__Task requirements__:
For each entry, repeat the text exactly and omit any picture it holds.

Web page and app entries
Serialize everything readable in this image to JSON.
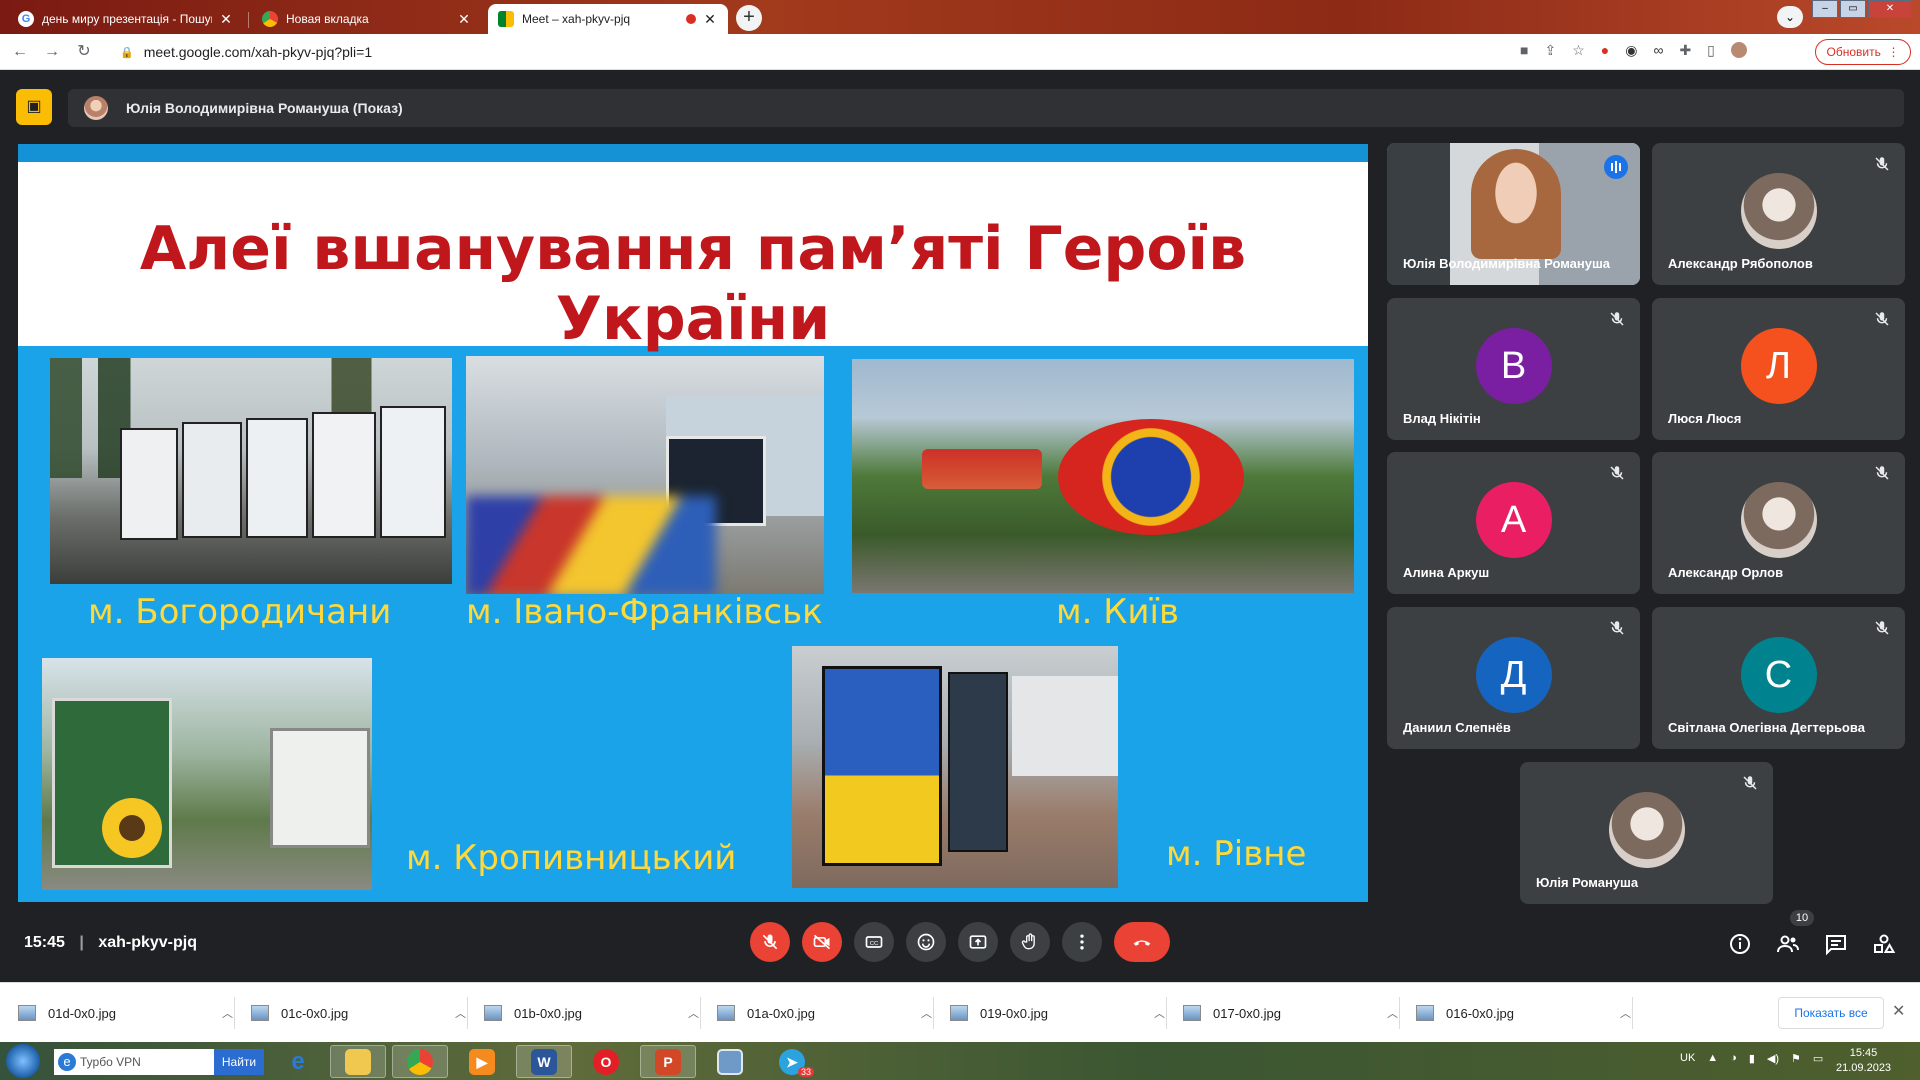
{
  "browser": {
    "tabs": [
      {
        "label": "день миру презентація - Пошук"
      },
      {
        "label": "Новая вкладка"
      },
      {
        "label": "Meet – xah-pkyv-pjq"
      }
    ],
    "url": "meet.google.com/xah-pkyv-pjq?pli=1",
    "update_label": "Обновить"
  },
  "meet": {
    "presenter_label": "Юлія Володимирівна Романуша (Показ)",
    "slide": {
      "title": "Алеї вшанування пам’яті Героїв України",
      "cities": [
        "м. Богородичани",
        "м. Івано-Франківськ",
        "м. Київ",
        "м. Кропивницький",
        "м. Рівне"
      ]
    },
    "participants": [
      {
        "name": "Юлія Володимирівна Романуша",
        "kind": "video",
        "speaking": true
      },
      {
        "name": "Александр Рябополов",
        "kind": "photo",
        "muted": true
      },
      {
        "name": "Влад Нікітін",
        "initial": "В",
        "color": "#7b1fa2",
        "muted": true
      },
      {
        "name": "Люся Люся",
        "initial": "Л",
        "color": "#f4511e",
        "muted": true
      },
      {
        "name": "Алина Аркуш",
        "initial": "А",
        "color": "#e91e63",
        "muted": true
      },
      {
        "name": "Александр Орлов",
        "kind": "photo",
        "muted": true
      },
      {
        "name": "Даниил Слепнёв",
        "initial": "Д",
        "color": "#1565c0",
        "muted": true
      },
      {
        "name": "Світлана Олегівна Дегтерьова",
        "initial": "С",
        "color": "#00838f",
        "muted": true
      },
      {
        "name": "Юлія Романуша",
        "kind": "photo",
        "muted": true
      }
    ],
    "time": "15:45",
    "code": "xah-pkyv-pjq",
    "people_count": "10"
  },
  "downloads": {
    "files": [
      "01d-0x0.jpg",
      "01c-0x0.jpg",
      "01b-0x0.jpg",
      "01a-0x0.jpg",
      "019-0x0.jpg",
      "017-0x0.jpg",
      "016-0x0.jpg"
    ],
    "show_all": "Показать все"
  },
  "taskbar": {
    "search_placeholder": "Турбо VPN",
    "search_button": "Найти",
    "language": "UK",
    "clock_time": "15:45",
    "clock_date": "21.09.2023",
    "telegram_badge": "33"
  }
}
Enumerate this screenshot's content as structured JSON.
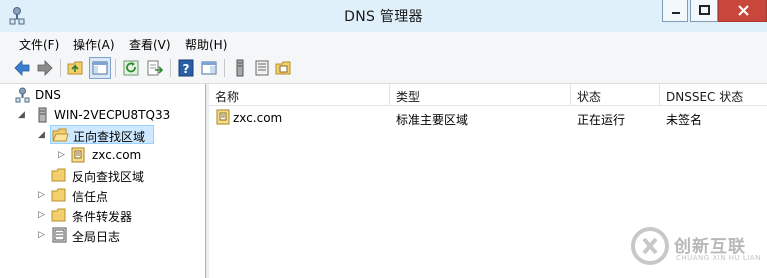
{
  "window": {
    "title": "DNS 管理器"
  },
  "menubar": {
    "items": [
      {
        "label": "文件(F)"
      },
      {
        "label": "操作(A)"
      },
      {
        "label": "查看(V)"
      },
      {
        "label": "帮助(H)"
      }
    ]
  },
  "toolbar": {
    "icons": [
      "back-arrow-icon",
      "forward-arrow-icon",
      "up-folder-icon",
      "show-hide-tree-icon",
      "refresh-icon",
      "export-list-icon",
      "help-icon",
      "properties-pane-icon",
      "server-icon",
      "list-icon",
      "zone-icon"
    ]
  },
  "tree": {
    "root": "DNS",
    "server": "WIN-2VECPU8TQ33",
    "forward_zones": "正向查找区域",
    "zone": "zxc.com",
    "reverse_zones": "反向查找区域",
    "trust_points": "信任点",
    "conditional_forwarders": "条件转发器",
    "global_logs": "全局日志"
  },
  "list": {
    "columns": [
      "名称",
      "类型",
      "状态",
      "DNSSEC 状态"
    ],
    "rows": [
      {
        "name": "zxc.com",
        "type": "标准主要区域",
        "status": "正在运行",
        "dnssec": "未签名"
      }
    ]
  },
  "watermark": {
    "title": "创新互联",
    "subtitle": "CHUANG XIN HU LIAN"
  },
  "colors": {
    "title_bg": "#dff0fb",
    "close_btn": "#c9463d",
    "selection": "#cde8ff"
  }
}
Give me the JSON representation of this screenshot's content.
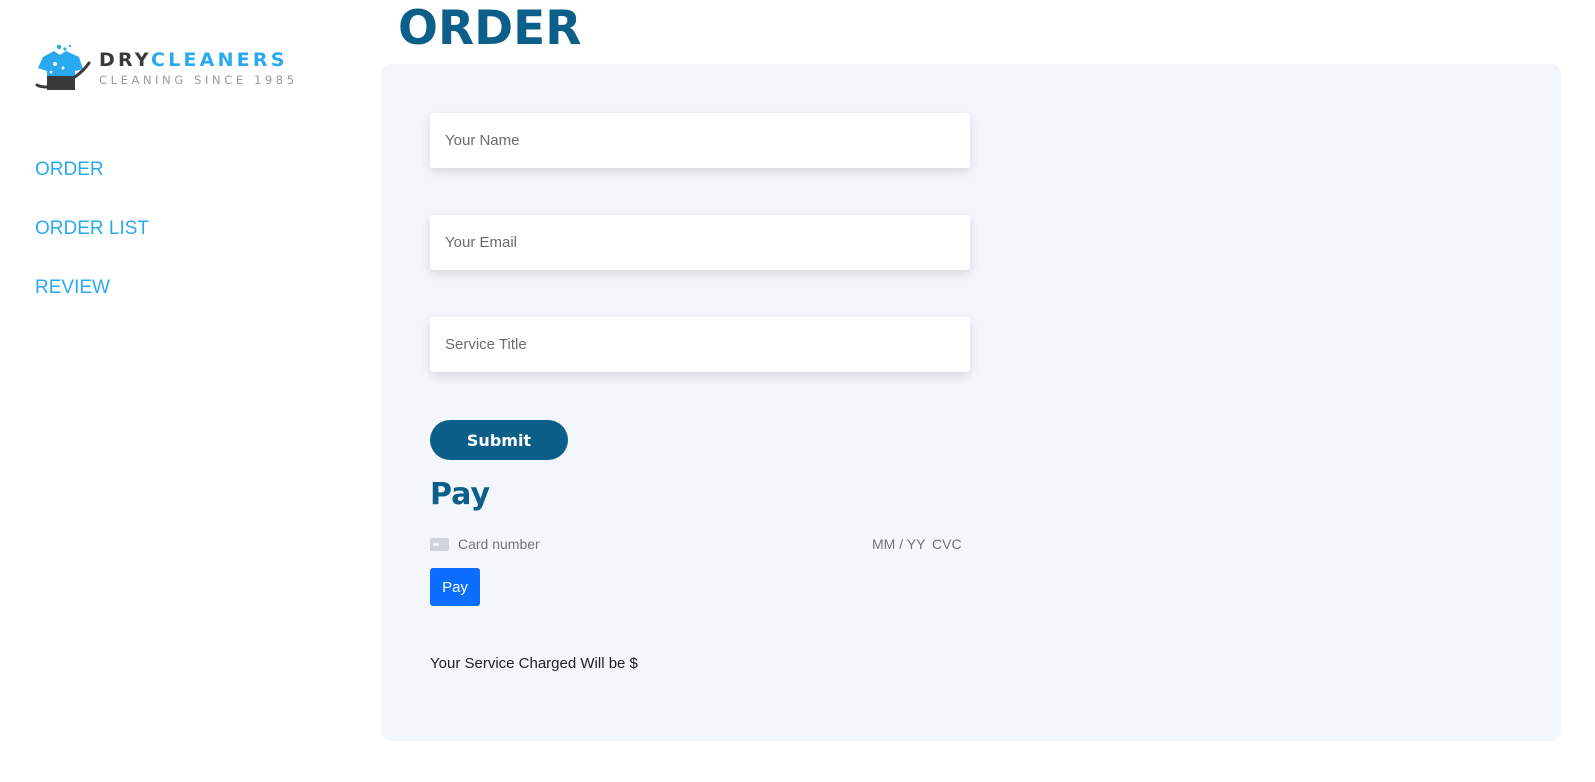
{
  "brand": {
    "word_dark": "DRY",
    "word_accent": "CLEANERS",
    "tagline": "CLEANING SINCE 1985",
    "colors": {
      "dark": "#3a3a3a",
      "accent": "#29aaf0"
    }
  },
  "sidebar": {
    "items": [
      {
        "label": "ORDER"
      },
      {
        "label": "ORDER LIST"
      },
      {
        "label": "REVIEW"
      }
    ]
  },
  "page": {
    "title": "ORDER"
  },
  "form": {
    "name_placeholder": "Your Name",
    "email_placeholder": "Your Email",
    "service_placeholder": "Service Title",
    "submit_label": "Submit"
  },
  "payment": {
    "heading": "Pay",
    "card_number_placeholder": "Card number",
    "expiry_placeholder": "MM / YY",
    "cvc_placeholder": "CVC",
    "pay_label": "Pay",
    "charge_text": "Your Service Charged Will be $"
  },
  "theme": {
    "primary": "#0c5f88",
    "link": "#29aaf0",
    "pay_button": "#0d6efd",
    "panel_bg": "#f3f6fa"
  }
}
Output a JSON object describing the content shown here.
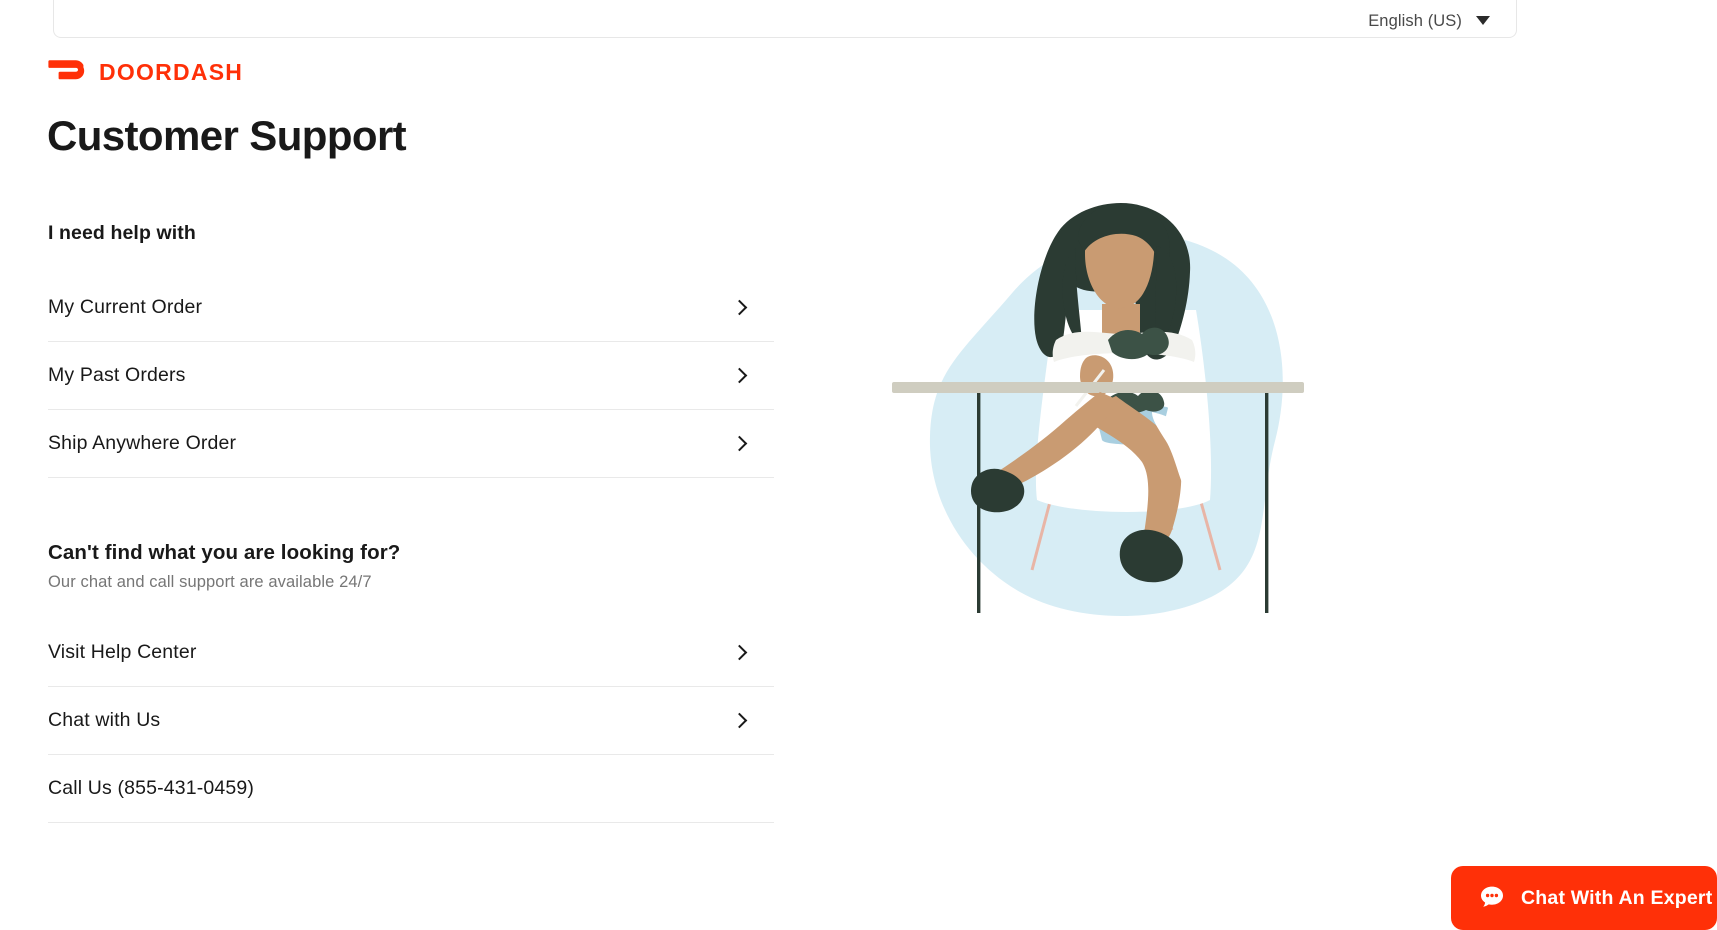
{
  "brand": {
    "logo_icon": "doordash-swoosh-icon",
    "wordmark": "DOORDASH",
    "color": "#FF3008"
  },
  "language_bar": {
    "selected_language": "English (US)",
    "caret_icon": "chevron-down-icon"
  },
  "page_title": "Customer Support",
  "help_section": {
    "heading": "I need help with",
    "items": [
      {
        "label": "My Current Order",
        "chevron": "chevron-right-icon",
        "has_chevron": true
      },
      {
        "label": "My Past Orders",
        "chevron": "chevron-right-icon",
        "has_chevron": true
      },
      {
        "label": "Ship Anywhere Order",
        "chevron": "chevron-right-icon",
        "has_chevron": true
      }
    ]
  },
  "support_section": {
    "heading": "Can't find what you are looking for?",
    "subtext": "Our chat and call support are available 24/7",
    "items": [
      {
        "label": "Visit Help Center",
        "chevron": "chevron-right-icon",
        "has_chevron": true
      },
      {
        "label": "Chat with Us",
        "chevron": "chevron-right-icon",
        "has_chevron": true
      },
      {
        "label": "Call Us (855-431-0459)",
        "chevron": "",
        "has_chevron": false
      }
    ]
  },
  "illustration": {
    "name": "woman-eating-salad-at-table-illustration",
    "blob_color": "#d7edf5",
    "hair_color": "#2b3b33",
    "skin_color": "#c99b72",
    "dress_color": "#ffffff",
    "table_color": "#cfcdc0",
    "bowl_color": "#a9cfe0"
  },
  "chat_widget": {
    "label": "Chat With An Expert",
    "icon": "chat-bubble-icon",
    "background_color": "#FF3008",
    "text_color": "#FFFFFF"
  }
}
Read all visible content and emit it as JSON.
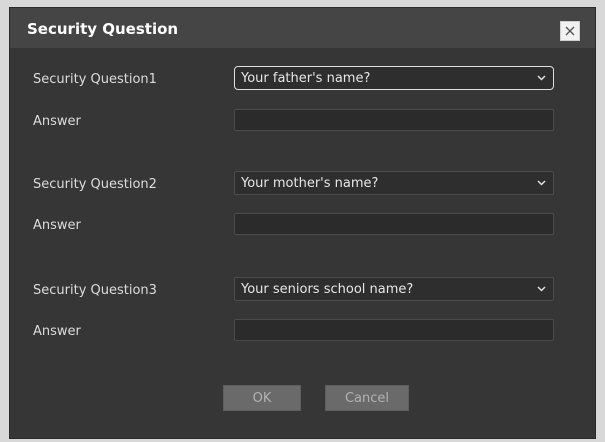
{
  "dialog": {
    "title": "Security Question",
    "close_icon": "close-icon"
  },
  "questions": [
    {
      "label": "Security Question1",
      "selected": "Your father's name?",
      "answer_label": "Answer",
      "answer_value": ""
    },
    {
      "label": "Security Question2",
      "selected": "Your mother's name?",
      "answer_label": "Answer",
      "answer_value": ""
    },
    {
      "label": "Security Question3",
      "selected": "Your seniors school name?",
      "answer_label": "Answer",
      "answer_value": ""
    }
  ],
  "buttons": {
    "ok_label": "OK",
    "cancel_label": "Cancel"
  },
  "colors": {
    "dialog_bg": "#363636",
    "title_bar_bg": "#454545",
    "button_bg": "#6a6a6a"
  }
}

__Response__:
Serialize everything readable in this image to JSON.
{
  "browser": {
    "tabs": [
      {
        "label": "день миру презентація - Пошук"
      },
      {
        "label": "Новая вкладка"
      },
      {
        "label": "Meet – xah-pkyv-pjq"
      }
    ],
    "url": "meet.google.com/xah-pkyv-pjq?pli=1",
    "update_label": "Обновить"
  },
  "meet": {
    "presenter_label": "Юлія Володимирівна Романуша (Показ)",
    "slide": {
      "title": "Алеї вшанування пам’яті Героїв України",
      "cities": [
        "м. Богородичани",
        "м. Івано-Франківськ",
        "м. Київ",
        "м. Кропивницький",
        "м. Рівне"
      ]
    },
    "participants": [
      {
        "name": "Юлія Володимирівна Романуша",
        "kind": "video",
        "speaking": true
      },
      {
        "name": "Александр Рябополов",
        "kind": "photo",
        "muted": true
      },
      {
        "name": "Влад Нікітін",
        "initial": "В",
        "color": "#7b1fa2",
        "muted": true
      },
      {
        "name": "Люся Люся",
        "initial": "Л",
        "color": "#f4511e",
        "muted": true
      },
      {
        "name": "Алина Аркуш",
        "initial": "А",
        "color": "#e91e63",
        "muted": true
      },
      {
        "name": "Александр Орлов",
        "kind": "photo",
        "muted": true
      },
      {
        "name": "Даниил Слепнёв",
        "initial": "Д",
        "color": "#1565c0",
        "muted": true
      },
      {
        "name": "Світлана Олегівна Дегтерьова",
        "initial": "С",
        "color": "#00838f",
        "muted": true
      },
      {
        "name": "Юлія Романуша",
        "kind": "photo",
        "muted": true
      }
    ],
    "time": "15:45",
    "code": "xah-pkyv-pjq",
    "people_count": "10"
  },
  "downloads": {
    "files": [
      "01d-0x0.jpg",
      "01c-0x0.jpg",
      "01b-0x0.jpg",
      "01a-0x0.jpg",
      "019-0x0.jpg",
      "017-0x0.jpg",
      "016-0x0.jpg"
    ],
    "show_all": "Показать все"
  },
  "taskbar": {
    "search_placeholder": "Турбо VPN",
    "search_button": "Найти",
    "language": "UK",
    "clock_time": "15:45",
    "clock_date": "21.09.2023",
    "telegram_badge": "33"
  }
}
Enumerate this screenshot's content as structured JSON.
{
  "window": {
    "title": "DNS 管理器"
  },
  "menubar": {
    "items": [
      {
        "label": "文件(F)"
      },
      {
        "label": "操作(A)"
      },
      {
        "label": "查看(V)"
      },
      {
        "label": "帮助(H)"
      }
    ]
  },
  "toolbar": {
    "icons": [
      "back-arrow-icon",
      "forward-arrow-icon",
      "up-folder-icon",
      "show-hide-tree-icon",
      "refresh-icon",
      "export-list-icon",
      "help-icon",
      "properties-pane-icon",
      "server-icon",
      "list-icon",
      "zone-icon"
    ]
  },
  "tree": {
    "root": "DNS",
    "server": "WIN-2VECPU8TQ33",
    "forward_zones": "正向查找区域",
    "zone": "zxc.com",
    "reverse_zones": "反向查找区域",
    "trust_points": "信任点",
    "conditional_forwarders": "条件转发器",
    "global_logs": "全局日志"
  },
  "list": {
    "columns": [
      "名称",
      "类型",
      "状态",
      "DNSSEC 状态"
    ],
    "rows": [
      {
        "name": "zxc.com",
        "type": "标准主要区域",
        "status": "正在运行",
        "dnssec": "未签名"
      }
    ]
  },
  "watermark": {
    "title": "创新互联",
    "subtitle": "CHUANG XIN HU LIAN"
  },
  "colors": {
    "title_bg": "#dff0fb",
    "close_btn": "#c9463d",
    "selection": "#cde8ff"
  }
}
Give me the JSON representation of this screenshot's content.
{
  "brand": {
    "word_dark": "DRY",
    "word_accent": "CLEANERS",
    "tagline": "CLEANING SINCE 1985",
    "colors": {
      "dark": "#3a3a3a",
      "accent": "#29aaf0"
    }
  },
  "sidebar": {
    "items": [
      {
        "label": "ORDER"
      },
      {
        "label": "ORDER LIST"
      },
      {
        "label": "REVIEW"
      }
    ]
  },
  "page": {
    "title": "ORDER"
  },
  "form": {
    "name_placeholder": "Your Name",
    "email_placeholder": "Your Email",
    "service_placeholder": "Service Title",
    "submit_label": "Submit"
  },
  "payment": {
    "heading": "Pay",
    "card_number_placeholder": "Card number",
    "expiry_placeholder": "MM / YY",
    "cvc_placeholder": "CVC",
    "pay_label": "Pay",
    "charge_text": "Your Service Charged Will be $"
  },
  "theme": {
    "primary": "#0c5f88",
    "link": "#29aaf0",
    "pay_button": "#0d6efd",
    "panel_bg": "#f3f6fa"
  }
}
Output a JSON object describing the content shown here.
{
  "brand": {
    "logo_icon": "doordash-swoosh-icon",
    "wordmark": "DOORDASH",
    "color": "#FF3008"
  },
  "language_bar": {
    "selected_language": "English (US)",
    "caret_icon": "chevron-down-icon"
  },
  "page_title": "Customer Support",
  "help_section": {
    "heading": "I need help with",
    "items": [
      {
        "label": "My Current Order",
        "chevron": "chevron-right-icon",
        "has_chevron": true
      },
      {
        "label": "My Past Orders",
        "chevron": "chevron-right-icon",
        "has_chevron": true
      },
      {
        "label": "Ship Anywhere Order",
        "chevron": "chevron-right-icon",
        "has_chevron": true
      }
    ]
  },
  "support_section": {
    "heading": "Can't find what you are looking for?",
    "subtext": "Our chat and call support are available 24/7",
    "items": [
      {
        "label": "Visit Help Center",
        "chevron": "chevron-right-icon",
        "has_chevron": true
      },
      {
        "label": "Chat with Us",
        "chevron": "chevron-right-icon",
        "has_chevron": true
      },
      {
        "label": "Call Us (855-431-0459)",
        "chevron": "",
        "has_chevron": false
      }
    ]
  },
  "illustration": {
    "name": "woman-eating-salad-at-table-illustration",
    "blob_color": "#d7edf5",
    "hair_color": "#2b3b33",
    "skin_color": "#c99b72",
    "dress_color": "#ffffff",
    "table_color": "#cfcdc0",
    "bowl_color": "#a9cfe0"
  },
  "chat_widget": {
    "label": "Chat With An Expert",
    "icon": "chat-bubble-icon",
    "background_color": "#FF3008",
    "text_color": "#FFFFFF"
  }
}
Read all visible content and emit it as JSON.
{
  "dialog": {
    "title": "Security Question",
    "close_icon": "close-icon"
  },
  "questions": [
    {
      "label": "Security Question1",
      "selected": "Your father's name?",
      "answer_label": "Answer",
      "answer_value": ""
    },
    {
      "label": "Security Question2",
      "selected": "Your mother's name?",
      "answer_label": "Answer",
      "answer_value": ""
    },
    {
      "label": "Security Question3",
      "selected": "Your seniors school name?",
      "answer_label": "Answer",
      "answer_value": ""
    }
  ],
  "buttons": {
    "ok_label": "OK",
    "cancel_label": "Cancel"
  },
  "colors": {
    "dialog_bg": "#363636",
    "title_bar_bg": "#454545",
    "button_bg": "#6a6a6a"
  }
}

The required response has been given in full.